Anna Garber and Sandi Moerdorf are regular volunteers at Mountain Hope Good Shepherd Clinic

Anna Garber and Sandi Moerdorf at Mountain Hope’s Free Physicals Event.

As volunteer paper pusher during the free physicals held twice a year at Mountain Hope, I sit behind a desk in the lobby. I have a clear view of who comes in the door, and can usually tell at a glance if someone is a new patient or if they’ve been here before. The new patients come in more timidly, looking from side to side. The regulars walk straight up to the office windows.

There was no doubt in my mind about the young woman who came through the door one afternoon at the latest free physicals session. She was making for the office windows. But her two children, a girl and boy ages about 3 and 4, had other plans.

No sooner were they in the door than they rushed off to the far corner of the room, running as fast as they could. I was puzzled until I remembered – the toy box sits in that corner.  The little girl was in such a hurry that she pulled off her coat as she ran and tossed it behind her.

It was such a delightful scene that I laughed aloud. These children already knew that they would find toys in that corner, and they may also have known that each child is allowed to take one toy home.  They were comfortable with the Clinic. Their mother was there for her physical, but the children were just as much at home there as she was. It gave a new meaning to the phrase “medical home,” which is how the staff wants patients to feel about the Clinic.

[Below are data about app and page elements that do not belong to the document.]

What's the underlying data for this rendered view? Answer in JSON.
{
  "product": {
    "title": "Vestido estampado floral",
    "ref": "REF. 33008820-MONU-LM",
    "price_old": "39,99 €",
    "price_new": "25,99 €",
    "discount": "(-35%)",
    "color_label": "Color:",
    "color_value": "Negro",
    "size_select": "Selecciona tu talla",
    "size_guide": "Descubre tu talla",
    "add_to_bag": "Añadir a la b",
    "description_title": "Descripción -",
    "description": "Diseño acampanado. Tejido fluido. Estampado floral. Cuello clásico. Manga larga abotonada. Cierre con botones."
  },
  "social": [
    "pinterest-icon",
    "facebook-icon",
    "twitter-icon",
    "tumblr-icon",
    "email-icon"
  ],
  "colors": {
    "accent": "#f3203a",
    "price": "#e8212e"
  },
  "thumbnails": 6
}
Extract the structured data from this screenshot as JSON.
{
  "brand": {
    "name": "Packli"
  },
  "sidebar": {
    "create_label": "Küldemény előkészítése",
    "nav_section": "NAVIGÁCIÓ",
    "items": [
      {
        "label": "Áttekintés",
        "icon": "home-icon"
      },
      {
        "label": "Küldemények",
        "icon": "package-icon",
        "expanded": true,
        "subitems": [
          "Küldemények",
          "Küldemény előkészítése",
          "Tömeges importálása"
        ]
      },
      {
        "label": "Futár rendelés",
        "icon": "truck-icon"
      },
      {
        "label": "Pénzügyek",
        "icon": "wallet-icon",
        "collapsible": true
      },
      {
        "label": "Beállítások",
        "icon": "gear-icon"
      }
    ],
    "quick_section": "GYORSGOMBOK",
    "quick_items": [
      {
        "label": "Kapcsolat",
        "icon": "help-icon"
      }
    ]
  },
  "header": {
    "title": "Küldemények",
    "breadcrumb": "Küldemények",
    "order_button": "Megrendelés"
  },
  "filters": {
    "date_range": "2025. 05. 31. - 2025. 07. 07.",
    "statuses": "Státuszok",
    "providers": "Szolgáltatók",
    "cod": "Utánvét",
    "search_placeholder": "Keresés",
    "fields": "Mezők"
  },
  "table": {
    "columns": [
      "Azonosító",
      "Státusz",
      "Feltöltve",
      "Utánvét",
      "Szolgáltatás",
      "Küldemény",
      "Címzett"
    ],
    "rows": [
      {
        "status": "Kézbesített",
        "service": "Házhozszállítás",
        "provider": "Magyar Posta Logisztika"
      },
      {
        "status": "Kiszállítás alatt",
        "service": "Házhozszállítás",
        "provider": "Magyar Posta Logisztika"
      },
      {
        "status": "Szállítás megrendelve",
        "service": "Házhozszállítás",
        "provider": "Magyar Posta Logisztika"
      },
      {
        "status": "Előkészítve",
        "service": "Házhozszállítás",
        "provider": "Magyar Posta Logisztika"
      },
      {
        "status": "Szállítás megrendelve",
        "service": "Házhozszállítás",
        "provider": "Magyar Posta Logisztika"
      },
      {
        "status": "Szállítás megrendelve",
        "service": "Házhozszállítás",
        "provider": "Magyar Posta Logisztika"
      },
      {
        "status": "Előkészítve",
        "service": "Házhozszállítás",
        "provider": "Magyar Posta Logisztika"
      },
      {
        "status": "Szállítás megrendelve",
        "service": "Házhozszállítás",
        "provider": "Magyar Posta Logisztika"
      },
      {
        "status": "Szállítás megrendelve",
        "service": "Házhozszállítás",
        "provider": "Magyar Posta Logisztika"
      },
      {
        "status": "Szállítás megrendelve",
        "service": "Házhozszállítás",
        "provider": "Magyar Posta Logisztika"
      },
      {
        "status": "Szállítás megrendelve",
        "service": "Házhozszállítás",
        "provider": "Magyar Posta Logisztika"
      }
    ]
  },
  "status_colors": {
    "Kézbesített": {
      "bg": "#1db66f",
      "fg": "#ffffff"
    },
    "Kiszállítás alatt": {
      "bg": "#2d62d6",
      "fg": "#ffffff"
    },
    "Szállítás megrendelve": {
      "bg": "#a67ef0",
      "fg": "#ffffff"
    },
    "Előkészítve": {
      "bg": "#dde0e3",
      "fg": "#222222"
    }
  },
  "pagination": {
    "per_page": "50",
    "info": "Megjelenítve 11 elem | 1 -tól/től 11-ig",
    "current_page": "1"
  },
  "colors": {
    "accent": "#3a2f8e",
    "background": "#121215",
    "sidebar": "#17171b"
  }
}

Another incident during the same health fair underlined the message. One morning, a middle-aged man came in, slightly bent and obviously distressed. He was not feeling well. He asked how long the physical would take – at least an hour from start to finish – and said he wasn’t sure he could last that long. We said that was fine, he could leave if he didn’t complete it all.

Some time later, we saw him in the lobby getting ready to leave. He’d completed his physical, was standing taller and looking and feeling better. “Dr. Bob always puts a smile on my face,” he said.

Dr. Bob Valosik puts a smile on many faces every day. He and Dr. Dew both volunteer their extraordinary medical skills to our patients, but they also make patients feel comfortable. Mountain Hope has truly become a “medical home” to the uninsured of our community.

-Anna Garber, Volunteer